o   Apparent motive for this behavior is to assume the role of a sick person

No other motives such as those found in malingering

Dissociative Disorder

·      Memory and awareness – keep stress at arms length

·      Lack of connection b/t things usually associated with each other

·      Experiences not integrated into the usual sense of self, resulting in discontinuities of conscious awareness

Common Features of Dissociative Identity Disorder (DID)

·      Onset – each specific disorder typically begins & ends suddenly

·      Memory – most of the dissociative disorders show a profound disturbance of memory (w/exception of depersonalization disorder)

·      Precipitants – episodes tend to be precipitated by psychological conflicts (such as an overwhelming stress generated by traumatic events or by intolerable inner conflict)

·      Prevalence – dissociative disorders are considered rare and not often seen in practice

·      Functioning – impaired functioning or a subjective feeling of distress is shown (with the exception of dissociative identity disorder)


3 Common Themes of DID


 Childhood home trauma


·      Suggestibility – personality trait

·      Biological Factors

Common Features of DID

·      Amnesia – * most common - loss of one’s identity or periods of time in one’s past

·      Depersonalization – * most common - feeling of being detached from oneself, seeing the person go through things

·      Derealization – objects in a person’s world are strange, or unreal – can happen in own home, feels unreal

·      Identify Confusion – being unsure of one’s identity or of who one really is

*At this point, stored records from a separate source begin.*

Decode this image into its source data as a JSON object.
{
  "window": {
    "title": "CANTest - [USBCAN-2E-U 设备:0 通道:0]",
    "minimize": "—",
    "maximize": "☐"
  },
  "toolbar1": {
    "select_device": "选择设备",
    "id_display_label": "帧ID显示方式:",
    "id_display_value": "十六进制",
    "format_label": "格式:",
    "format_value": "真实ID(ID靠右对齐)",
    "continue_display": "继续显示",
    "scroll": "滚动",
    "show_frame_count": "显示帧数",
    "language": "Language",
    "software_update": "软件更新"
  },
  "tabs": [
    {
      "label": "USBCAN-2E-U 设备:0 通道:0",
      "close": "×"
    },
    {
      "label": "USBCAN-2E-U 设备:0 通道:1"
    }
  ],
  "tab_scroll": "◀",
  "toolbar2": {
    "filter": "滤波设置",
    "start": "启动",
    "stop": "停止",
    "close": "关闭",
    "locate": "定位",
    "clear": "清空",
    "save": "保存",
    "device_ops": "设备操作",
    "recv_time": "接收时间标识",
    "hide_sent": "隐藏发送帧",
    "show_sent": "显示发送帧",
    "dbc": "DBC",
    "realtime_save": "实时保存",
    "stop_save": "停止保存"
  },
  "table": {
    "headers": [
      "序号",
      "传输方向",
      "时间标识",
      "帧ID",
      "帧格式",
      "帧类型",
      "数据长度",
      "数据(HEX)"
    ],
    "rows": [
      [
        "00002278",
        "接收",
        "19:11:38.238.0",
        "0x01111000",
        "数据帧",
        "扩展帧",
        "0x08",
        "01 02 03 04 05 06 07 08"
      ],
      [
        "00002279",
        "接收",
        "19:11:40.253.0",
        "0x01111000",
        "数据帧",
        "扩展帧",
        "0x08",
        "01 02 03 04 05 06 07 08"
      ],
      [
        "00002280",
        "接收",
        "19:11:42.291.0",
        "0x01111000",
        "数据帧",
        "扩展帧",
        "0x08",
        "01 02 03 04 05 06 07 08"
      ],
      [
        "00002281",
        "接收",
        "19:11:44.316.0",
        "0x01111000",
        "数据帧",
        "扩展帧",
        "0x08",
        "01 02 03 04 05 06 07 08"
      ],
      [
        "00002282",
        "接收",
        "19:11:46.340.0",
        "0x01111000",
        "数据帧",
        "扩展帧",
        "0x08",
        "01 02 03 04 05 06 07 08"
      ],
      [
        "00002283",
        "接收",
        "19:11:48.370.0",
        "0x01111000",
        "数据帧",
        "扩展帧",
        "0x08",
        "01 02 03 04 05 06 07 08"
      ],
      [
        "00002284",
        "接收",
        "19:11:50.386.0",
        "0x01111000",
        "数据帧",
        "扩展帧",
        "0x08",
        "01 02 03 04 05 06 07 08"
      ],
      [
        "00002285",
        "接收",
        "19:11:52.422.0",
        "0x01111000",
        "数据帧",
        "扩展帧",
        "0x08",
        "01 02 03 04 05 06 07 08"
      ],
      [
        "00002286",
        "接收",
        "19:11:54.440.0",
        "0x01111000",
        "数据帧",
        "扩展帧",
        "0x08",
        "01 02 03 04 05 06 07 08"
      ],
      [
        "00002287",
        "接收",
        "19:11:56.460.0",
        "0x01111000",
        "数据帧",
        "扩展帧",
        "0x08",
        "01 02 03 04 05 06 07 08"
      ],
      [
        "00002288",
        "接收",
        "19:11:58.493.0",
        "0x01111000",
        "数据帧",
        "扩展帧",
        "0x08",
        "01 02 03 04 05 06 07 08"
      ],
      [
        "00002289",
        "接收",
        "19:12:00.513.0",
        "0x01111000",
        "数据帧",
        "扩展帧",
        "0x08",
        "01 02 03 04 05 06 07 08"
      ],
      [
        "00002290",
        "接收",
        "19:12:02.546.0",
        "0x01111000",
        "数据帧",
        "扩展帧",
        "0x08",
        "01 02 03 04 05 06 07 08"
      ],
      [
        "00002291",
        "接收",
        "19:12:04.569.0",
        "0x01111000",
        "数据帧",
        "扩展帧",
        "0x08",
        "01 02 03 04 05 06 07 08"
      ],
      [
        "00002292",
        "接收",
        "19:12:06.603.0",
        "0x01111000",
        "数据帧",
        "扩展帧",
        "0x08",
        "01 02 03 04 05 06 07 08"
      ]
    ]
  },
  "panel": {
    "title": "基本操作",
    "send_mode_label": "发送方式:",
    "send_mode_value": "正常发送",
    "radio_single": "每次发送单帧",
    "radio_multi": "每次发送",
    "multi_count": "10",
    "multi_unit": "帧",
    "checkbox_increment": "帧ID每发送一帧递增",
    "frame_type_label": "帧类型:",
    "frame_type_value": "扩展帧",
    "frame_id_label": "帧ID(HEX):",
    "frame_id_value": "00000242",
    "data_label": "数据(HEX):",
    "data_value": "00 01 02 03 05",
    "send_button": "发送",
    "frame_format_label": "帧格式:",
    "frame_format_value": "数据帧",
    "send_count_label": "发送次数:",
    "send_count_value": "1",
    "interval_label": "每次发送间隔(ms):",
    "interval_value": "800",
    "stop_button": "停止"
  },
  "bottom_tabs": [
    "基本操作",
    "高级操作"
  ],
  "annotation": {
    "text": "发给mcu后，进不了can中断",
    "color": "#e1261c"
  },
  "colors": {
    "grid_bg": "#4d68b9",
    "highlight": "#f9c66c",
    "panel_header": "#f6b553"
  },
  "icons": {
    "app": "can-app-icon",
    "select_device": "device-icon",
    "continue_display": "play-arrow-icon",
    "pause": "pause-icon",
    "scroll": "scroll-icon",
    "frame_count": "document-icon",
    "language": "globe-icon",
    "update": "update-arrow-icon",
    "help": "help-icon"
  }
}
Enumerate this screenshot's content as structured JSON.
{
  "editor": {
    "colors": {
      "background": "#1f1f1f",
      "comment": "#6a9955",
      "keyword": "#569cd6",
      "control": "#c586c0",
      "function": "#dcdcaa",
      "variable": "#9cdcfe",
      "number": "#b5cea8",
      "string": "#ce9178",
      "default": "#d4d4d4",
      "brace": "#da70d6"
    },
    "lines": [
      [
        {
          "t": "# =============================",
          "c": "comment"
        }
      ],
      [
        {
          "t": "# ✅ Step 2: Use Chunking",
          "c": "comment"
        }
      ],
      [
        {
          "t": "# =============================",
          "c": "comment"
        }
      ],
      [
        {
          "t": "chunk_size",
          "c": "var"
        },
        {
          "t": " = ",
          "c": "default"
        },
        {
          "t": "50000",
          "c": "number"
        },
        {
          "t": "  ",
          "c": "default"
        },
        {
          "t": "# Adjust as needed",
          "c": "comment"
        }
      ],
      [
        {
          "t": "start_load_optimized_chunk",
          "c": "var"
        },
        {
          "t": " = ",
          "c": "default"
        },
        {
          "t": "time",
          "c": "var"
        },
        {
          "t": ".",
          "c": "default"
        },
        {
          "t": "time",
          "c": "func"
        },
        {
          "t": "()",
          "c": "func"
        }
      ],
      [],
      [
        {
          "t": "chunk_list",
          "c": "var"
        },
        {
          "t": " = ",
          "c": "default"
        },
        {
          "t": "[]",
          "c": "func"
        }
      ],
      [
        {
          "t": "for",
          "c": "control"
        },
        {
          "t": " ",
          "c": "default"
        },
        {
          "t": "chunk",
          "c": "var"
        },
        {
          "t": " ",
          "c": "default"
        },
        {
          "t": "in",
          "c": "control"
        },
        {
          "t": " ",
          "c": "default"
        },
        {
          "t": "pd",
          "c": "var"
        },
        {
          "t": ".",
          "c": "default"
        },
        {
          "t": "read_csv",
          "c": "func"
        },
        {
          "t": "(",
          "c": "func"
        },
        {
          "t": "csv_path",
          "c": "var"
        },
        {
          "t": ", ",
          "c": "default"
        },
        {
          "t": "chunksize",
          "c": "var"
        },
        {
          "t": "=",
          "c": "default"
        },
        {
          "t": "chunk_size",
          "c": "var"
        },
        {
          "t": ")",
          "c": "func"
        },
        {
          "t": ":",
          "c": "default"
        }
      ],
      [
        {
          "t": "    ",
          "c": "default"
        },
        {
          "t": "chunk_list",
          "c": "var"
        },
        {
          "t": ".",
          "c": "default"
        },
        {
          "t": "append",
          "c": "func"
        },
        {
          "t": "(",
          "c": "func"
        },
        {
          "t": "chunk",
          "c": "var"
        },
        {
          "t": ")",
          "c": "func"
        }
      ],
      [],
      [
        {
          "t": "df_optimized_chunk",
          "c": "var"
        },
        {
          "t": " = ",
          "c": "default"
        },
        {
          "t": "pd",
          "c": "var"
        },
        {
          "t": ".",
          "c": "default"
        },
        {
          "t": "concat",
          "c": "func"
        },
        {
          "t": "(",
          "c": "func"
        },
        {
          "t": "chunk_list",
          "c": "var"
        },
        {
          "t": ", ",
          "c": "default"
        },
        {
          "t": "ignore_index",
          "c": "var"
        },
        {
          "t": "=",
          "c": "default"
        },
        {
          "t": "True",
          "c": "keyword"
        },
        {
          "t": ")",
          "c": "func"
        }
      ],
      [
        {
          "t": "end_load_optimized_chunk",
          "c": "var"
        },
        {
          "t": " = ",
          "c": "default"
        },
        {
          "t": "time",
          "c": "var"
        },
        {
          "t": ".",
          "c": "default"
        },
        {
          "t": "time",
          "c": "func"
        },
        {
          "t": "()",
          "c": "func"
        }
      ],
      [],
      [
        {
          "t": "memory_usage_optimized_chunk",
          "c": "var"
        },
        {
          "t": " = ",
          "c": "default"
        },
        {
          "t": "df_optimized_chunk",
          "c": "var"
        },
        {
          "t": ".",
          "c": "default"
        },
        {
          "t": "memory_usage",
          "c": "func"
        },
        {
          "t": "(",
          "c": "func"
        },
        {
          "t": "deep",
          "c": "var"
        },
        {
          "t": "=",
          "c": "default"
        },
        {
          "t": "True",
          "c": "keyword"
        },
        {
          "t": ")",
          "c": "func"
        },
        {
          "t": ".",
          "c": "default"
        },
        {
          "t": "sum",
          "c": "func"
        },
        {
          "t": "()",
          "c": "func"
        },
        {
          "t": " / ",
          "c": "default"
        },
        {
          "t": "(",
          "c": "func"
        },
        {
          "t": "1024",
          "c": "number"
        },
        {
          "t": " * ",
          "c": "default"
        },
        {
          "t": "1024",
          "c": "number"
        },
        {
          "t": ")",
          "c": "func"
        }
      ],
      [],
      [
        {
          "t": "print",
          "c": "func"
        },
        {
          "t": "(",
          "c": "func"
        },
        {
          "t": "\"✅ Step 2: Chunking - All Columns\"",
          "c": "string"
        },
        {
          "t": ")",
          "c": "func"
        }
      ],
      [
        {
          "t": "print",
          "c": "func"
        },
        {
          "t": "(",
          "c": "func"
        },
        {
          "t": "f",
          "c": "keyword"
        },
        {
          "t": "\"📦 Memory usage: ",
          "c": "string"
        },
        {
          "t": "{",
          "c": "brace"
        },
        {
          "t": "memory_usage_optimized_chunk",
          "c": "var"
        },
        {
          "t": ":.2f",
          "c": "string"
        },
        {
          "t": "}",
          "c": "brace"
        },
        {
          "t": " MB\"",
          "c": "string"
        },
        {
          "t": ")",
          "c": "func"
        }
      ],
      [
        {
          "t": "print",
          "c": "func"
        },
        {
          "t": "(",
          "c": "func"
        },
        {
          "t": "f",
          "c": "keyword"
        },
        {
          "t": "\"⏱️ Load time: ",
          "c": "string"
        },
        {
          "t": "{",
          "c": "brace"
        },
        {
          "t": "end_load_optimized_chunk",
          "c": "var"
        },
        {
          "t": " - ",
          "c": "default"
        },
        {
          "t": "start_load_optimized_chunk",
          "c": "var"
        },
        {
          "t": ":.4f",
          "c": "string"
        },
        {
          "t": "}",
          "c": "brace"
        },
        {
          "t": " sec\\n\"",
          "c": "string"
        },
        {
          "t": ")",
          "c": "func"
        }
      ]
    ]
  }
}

·      Identity Alteration – behaving in a way that suggests the individual has assumed a new identity


Dissociative Amnesia             formerly psychogenetic amnesia


o   Localized – person has recall for none of the events during a particular time, such as a natural disaster

o   Selective – type of forgetting is less common and is where certain portions of a time have been forgotten by the individual, such as the birth of a child

o   Generalized – person forgets all of the experiences during lifetime

o   Continuous – considered extremely real, when person forgets events from a given time forward to the present

o   Systematized – pattern of forgetting is when the person has forgotten certain class of information, for example, relating to work or to family


Dissociative Amnesia subtypes


o   Those who are unable to remember anything, including who they are, struggle with generalized amnesia – 6 months to a year

o   Localized or selective amnesia – failure to recall specific events, usually of a traumatic nature, that occur during a specific period of time


Prevailing Pattern for Dissociative Amnesia


·      At least 1 episode of inability to recall info; forgotten info usually concerns trauma or stress & is more extensive than what could be explained by common forgetfulness

·      Significant distress experienced

·      Work, social, or personal functioning is impaired

Dissociative Fugue 

·      Most often happens during extreme stress such as after a natural disaster or war

·      Involves abrupt travel away from home

·      Person is unable to remember important aspects of his/her life

·      Adopts new identity or partially new identity

·      Rarely lasts longer than a month


Depersonalization Disorder 


·      Estranged or unreal

·      Detached

·      Acute stressor is often precursor to onset

·      Person has feelings of unreality & that his/her body does not belong to them

·      Episodes begin & end suddenly, typically ending on their own after a period of time

Supporting users have an ad free experience!